Daily dosage didn’t demonstrate a linear dose-response relationship. That means high-dose statins may not be more effective in preventing diabetes as compared with lower doses, the study authors write.
Statin usage was effective across additional analyses, including sex, etiologies of pancreatitis, and in both mild and severe acute pancreatitis. According to the study authors, this suggests that a broad population of these patients may benefit from statins.
“We were pleasantly surprised by the variety of findings,” Thiruvengadam said. “We’re seeing strong signals, especially with consistency of usage.”
The results may seem paradoxical, the study authors write, given an epidemiologic association with a slight increase in new-onset diabetes with statin initiation.

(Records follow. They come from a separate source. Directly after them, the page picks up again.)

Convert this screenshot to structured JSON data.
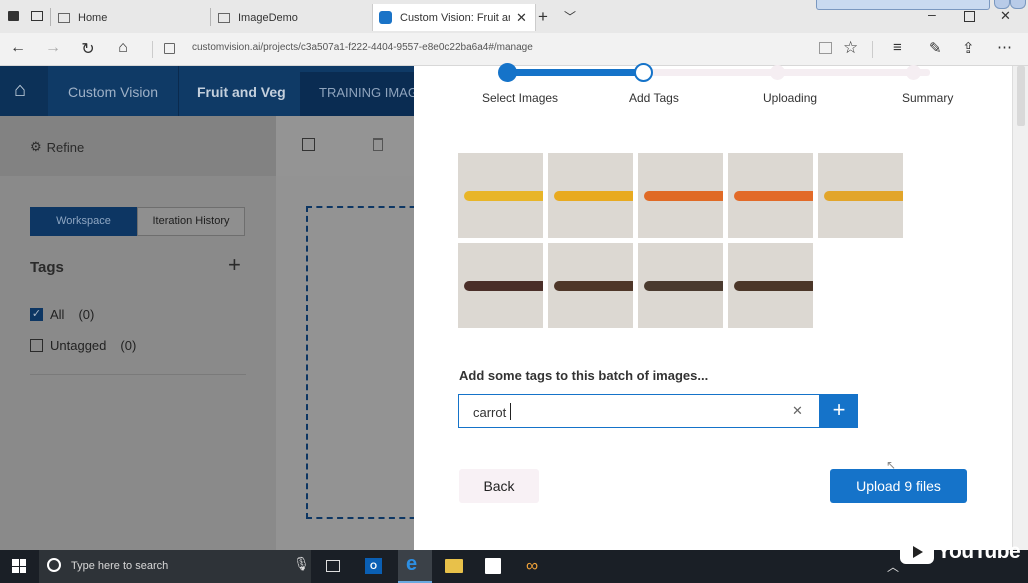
{
  "browser": {
    "tabs": [
      {
        "label": "Home"
      },
      {
        "label": "ImageDemo"
      },
      {
        "label": "Custom Vision: Fruit and"
      }
    ],
    "url": "customvision.ai/projects/c3a507a1-f222-4404-9557-e8e0c22ba6a4#/manage"
  },
  "app": {
    "header": {
      "brand": "Custom Vision",
      "project": "Fruit and Veg",
      "tab": "TRAINING IMAGES"
    },
    "refine_label": "Refine",
    "toggle": {
      "workspace": "Workspace",
      "history": "Iteration History"
    },
    "tags_heading": "Tags",
    "tag_items": [
      {
        "label": "All",
        "count": "(0)",
        "checked": true
      },
      {
        "label": "Untagged",
        "count": "(0)",
        "checked": false
      }
    ]
  },
  "modal": {
    "steps": [
      {
        "label": "Select Images"
      },
      {
        "label": "Add Tags"
      },
      {
        "label": "Uploading"
      },
      {
        "label": "Summary"
      }
    ],
    "image_count": 9,
    "carrot_colors": [
      "#e8b528",
      "#e8aa20",
      "#e06a25",
      "#e26a28",
      "#e2a52a",
      "#4a2e28",
      "#4e3628",
      "#4a3a2e",
      "#4b3628"
    ],
    "tag_prompt": "Add some tags to this batch of images...",
    "tag_value": "carrot",
    "back_label": "Back",
    "upload_label": "Upload 9 files",
    "accent": "#1573c9"
  },
  "taskbar": {
    "search_placeholder": "Type here to search"
  },
  "overlay": {
    "youtube": "YouTube"
  }
}
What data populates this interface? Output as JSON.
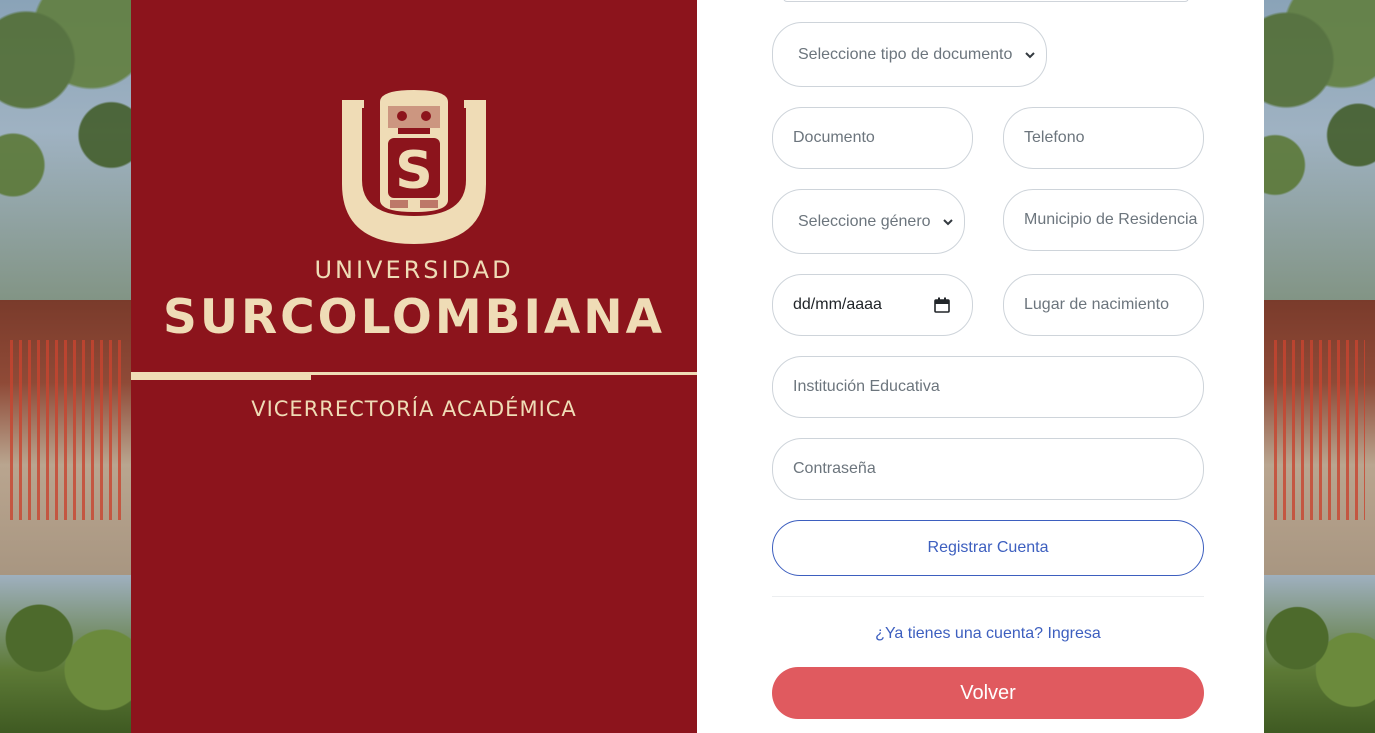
{
  "brand": {
    "university_small": "UNIVERSIDAD",
    "university_big": "SURCOLOMBIANA",
    "department": "VICERRECTORÍA ACADÉMICA",
    "color_primary": "#8c141c",
    "color_accent": "#efdcb6"
  },
  "form": {
    "document_type_select": "Seleccione tipo de documento",
    "document_placeholder": "Documento",
    "phone_placeholder": "Telefono",
    "gender_select": "Seleccione género",
    "municipality_placeholder": "Municipio de Residencia",
    "birth_date_value": "dd/mm/aaaa",
    "birthplace_placeholder": "Lugar de nacimiento",
    "institution_placeholder": "Institución Educativa",
    "password_placeholder": "Contraseña",
    "register_button": "Registrar Cuenta",
    "login_link": "¿Ya tienes una cuenta? Ingresa",
    "back_button": "Volver",
    "color_link": "#3d5fbf",
    "color_back": "#e05a5f"
  }
}
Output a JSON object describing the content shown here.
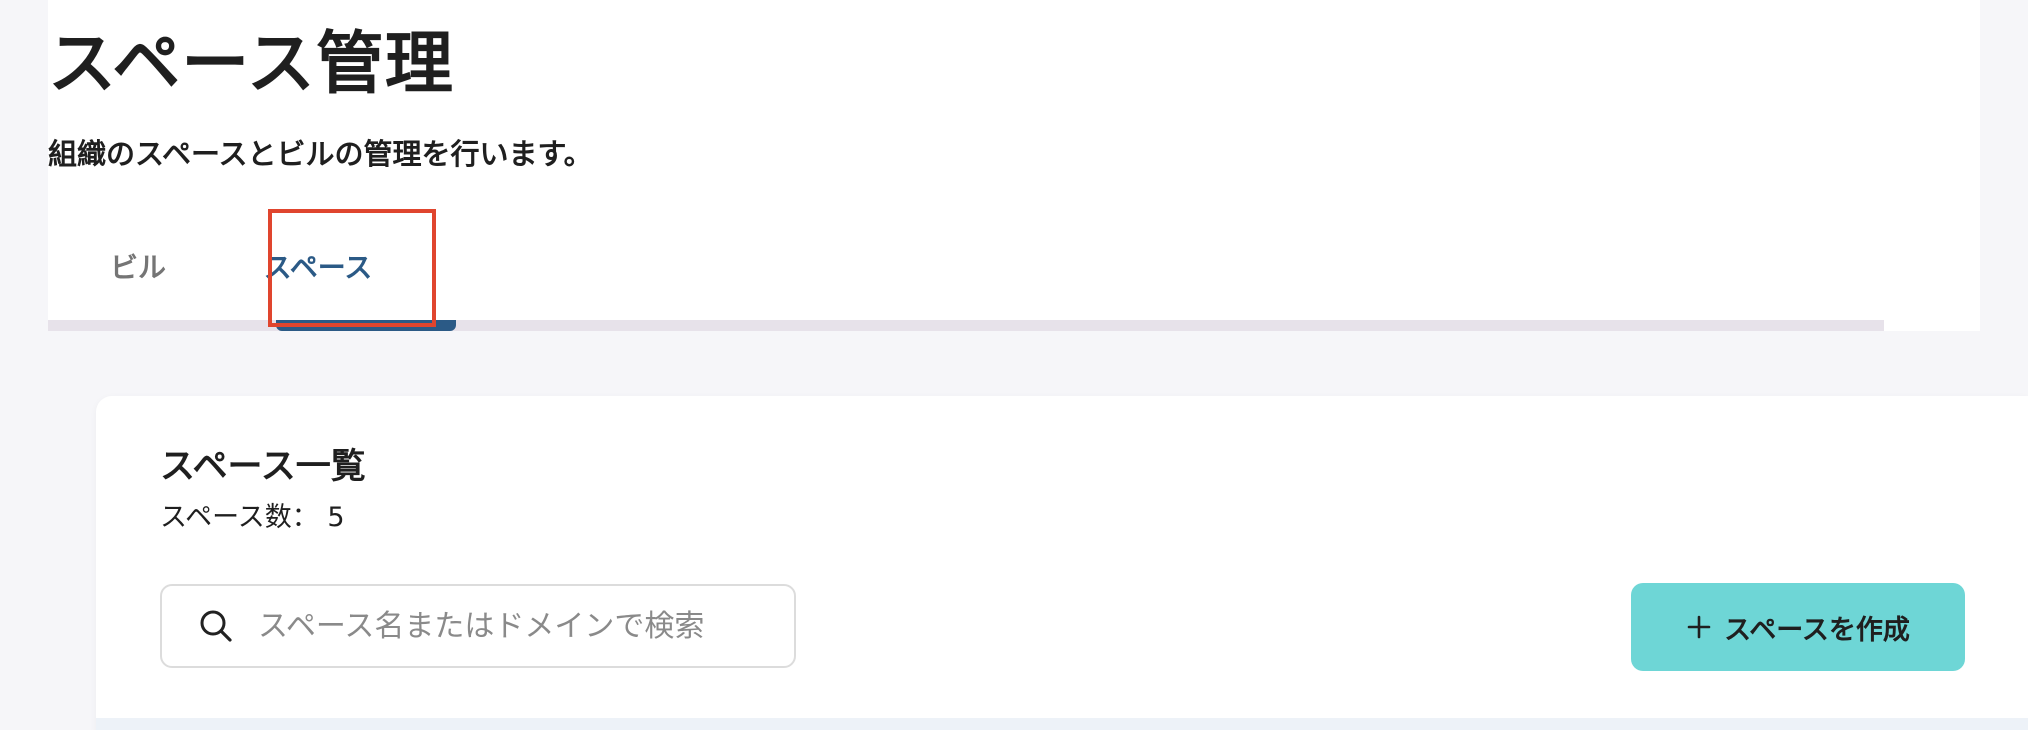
{
  "header": {
    "title": "スペース管理",
    "subtitle": "組織のスペースとビルの管理を行います。"
  },
  "tabs": [
    {
      "label": "ビル",
      "active": false
    },
    {
      "label": "スペース",
      "active": true
    }
  ],
  "space_list": {
    "title": "スペース一覧",
    "count_label": "スペース数： 5",
    "search": {
      "placeholder": "スペース名またはドメインで検索",
      "value": ""
    },
    "create_button_label": "スペースを作成"
  },
  "colors": {
    "accent": "#2b5a86",
    "button_bg": "#6ed6d6",
    "highlight_border": "#e0452e"
  },
  "icons": {
    "search": "search-icon",
    "plus": "plus-icon"
  }
}
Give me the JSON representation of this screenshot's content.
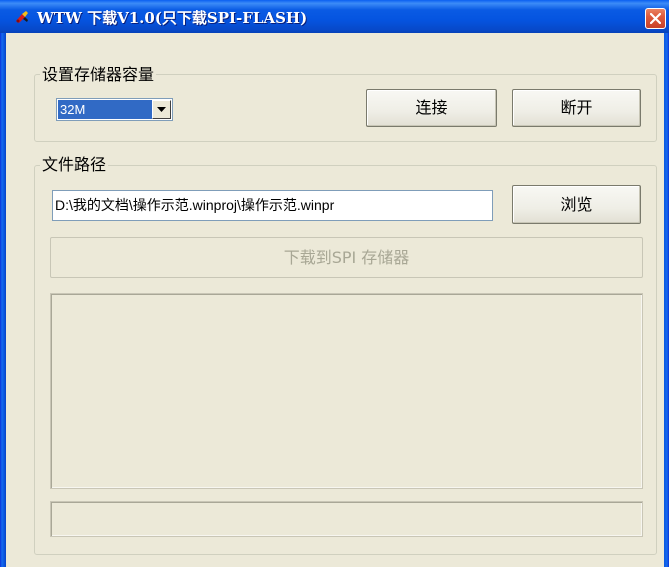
{
  "window": {
    "title": "WTW 下载V1.0(只下载SPI-FLASH)"
  },
  "icons": {
    "app": "pepper-app-icon",
    "close": "close-icon",
    "dropdown": "chevron-down-icon"
  },
  "colors": {
    "titlebar": "#0554e0",
    "close_button": "#de5a3c",
    "window_bg": "#ece9d8",
    "selection": "#316ac5"
  },
  "storage_group": {
    "caption": "设置存储器容量",
    "capacity_value": "32M",
    "connect_label": "连接",
    "disconnect_label": "断开"
  },
  "path_group": {
    "caption": "文件路径",
    "path_value": "D:\\我的文档\\操作示范.winproj\\操作示范.winpr",
    "browse_label": "浏览",
    "download_label": "下载到SPI 存储器",
    "log_text": "",
    "status_text": ""
  }
}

But, as other researchers have reported, post-pancreatitis diabetes and type 2 diabetes have different clinical features and underlying pathophysiology. For example, patients with post-pancreatitis diabetes have much higher rates of requiring insulin, hospitalization, and all-cause mortality, the study authors write.
In fact, post-pancreatitis diabetes is thought to be driven by chronic low-grade inflammation due to interleukin-6 and tumor necrosis factor alpha. Statins have been shown to reduce tumor necrosis factor alpha secretion and the production of C-reactive protein in response to circulating interleukin-6 in hepatocytes, they write.
The results should inform long-term prospective studies of acute pancreatitis, the study authors write, as well as randomized controlled trials of statins.
In the meantime, gastroenterologists and primary care physicians who see outpatients after hospitalization for acute pancreatitis may consider using statins, particularly in those who may have another possible indication for statin therapy, such as mild hyperlipidemia.
“There appears to be a low-dose benefit, which is another reason why providers may consider using statins, though it’s not for everyone with pancreatitis,” Thiruvengadam said. “This could be an exploratory pathway and suggested for use in the right setting.”
The Type 1 Diabetes in Acute Pancreatitis Consortium (T1DAPC), sponsored by the National Institute of Diabetes and Digestive and Kidney Diseases, is conducting an observational cohort study at more than a dozen locations across the country to investigate the incidence, etiology, and pathophysiology of diabetes after acute pancreatitis.
“Diabetes is surprisingly common after even a single attack of acute pancreatitis,” Chris Forsmark, MD, professor of medicine and chief of the division of gastroenterology, hepatology, and nutrition at the University of Florida, Gainesville, told Medscape Medical News.
Forsmark, who wasn’t involved with this study, is a member of T1DAPC and one of the principal investigators in Florida.
“The reduction of risk by 42% is quite substantial,” he said. “Like all such studies, there is risk of bias and confounding in determining the actual risk. Nonetheless, the results provide a strong reason for confirmation in other datasets and for further study.”
The study didn’t report funding support. Thiruvengadam and Forsmark report no relevant financial relationships.
Clinical Gastroenterology and Hepatology. Published online June 21, 2022. Abstract